335
Disillusionment
339
Wolseys fall
355
Injurious remedies
367
Cranmer
384
The Royal Supremacy
408
Wolseys end
421
Attacking Catherine
433
Preliminaries to marriage
445
Annes marriage
462
Archhishop
467
Divorce Ahsolute
477
Coronation
489
Christening
503
Resistance
510
Hearts and minds
524
The death of Catherine of Aragon
541
Reaction
549
Fall
554
The Tower
569
Jane Seymour
584
THE LATER QUEENS
609
Catherine Howard
644
Interlude
685
Notes
766
Index
819
Copyright

Other editions - View all

Common terms and phrases

Popular passages
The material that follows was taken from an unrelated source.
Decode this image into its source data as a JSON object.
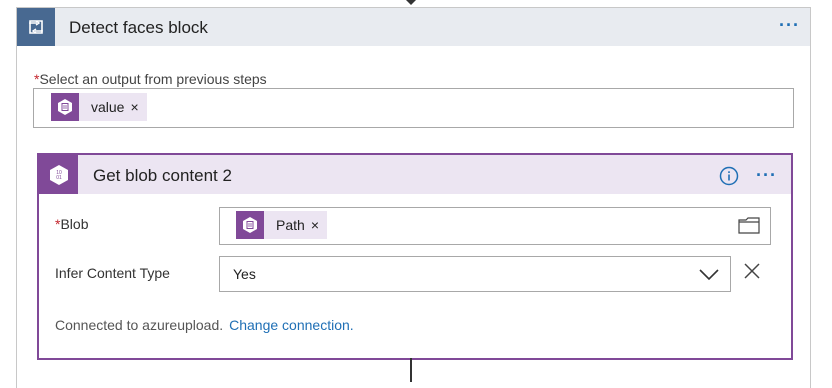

Page 498 - And the king loved Esther above all the women, and she obtained grace and favour in his sight more than all the virgins; so that he set the royal crown upon her head, and made her queen instead of Vashti.
Page 409 - By the permission and ordinance of God we are King of England, and the Kings of England in times past had never any superior, but God only. Therefore know you well that we will maintain the right of our crown, and of our temporal jurisdiction as well in this, as in all other points, in as ample manner as any of our progenitors have done before our time.
Page 6 - I N. take thee N. to my wedded wife, to have and to hold from this day forward, for better for worse, for richer for poorer, in sickness and in health, till death us do part, if Holy Church will it permit, and thereto I plight thee my troth.
Page 338 - The legate which we most desire arrived at Paris on Sunday or Monday last past, so that I trust by the next Monday to hear of his arrival at Calais: and then I trust within a while after to enjoy that which I have so long longed for, to God's pleasure and our both comforts.
Page 6 - I take thee to my wedded wife, to have and to hold from this day forward, for better, for worse, for richer, for poorer, in sickness and in health, to love and to cherish till death do us part, according to God's holy ordinance, and thereto I plight thee my troth.
Page 470 - I protest before you all, there was never man came more unwillingly to a bishopric, than I did to that. Insomuch that when king Henry did send for me in post, that I should come over, I prolonged my journey by seven weeks at the least, thinking that he would be forgetful of me in the mean time.
Page 558 - There is a certain people scattered abroad and dispersed among the people in all the provinces of thy kingdom; and their laws are diverse from all people; neither keep they the king's laws ; therefore it is not for the king's profit to suffer them.
Page 510 - God of His infinite goodness send prosperous life and long to the high and mighty princess of England, Elizabeth!
Page 242 - And with that she rose up, making a low courtesy to the king, and so departed from thence. Many supposed that she would have resorted again to her former place ; but she took her way straight out of the house, leaning (as she was wont always to do) upon the arm of her general receiver, called Master Griffith. And the king being advertised of her departure, commanded the crier to call her again, who called her by the name of 'Katharine Queen of England, come into the court, &c.' With that quoth Master...

About the author (2009)

David Starkey is the Bye Fellow of Fitzwilliam College, Cambridge, and winner of the W. H. Smith Prize and the Norton Medlicott Medal for Services to History presented by Britain's Historical Association. He is best known for writing and presenting the groundbreaking and hugely popular series Elizabeth and The Six Wives of Henry VIII. He lives in London.

Bibliographic information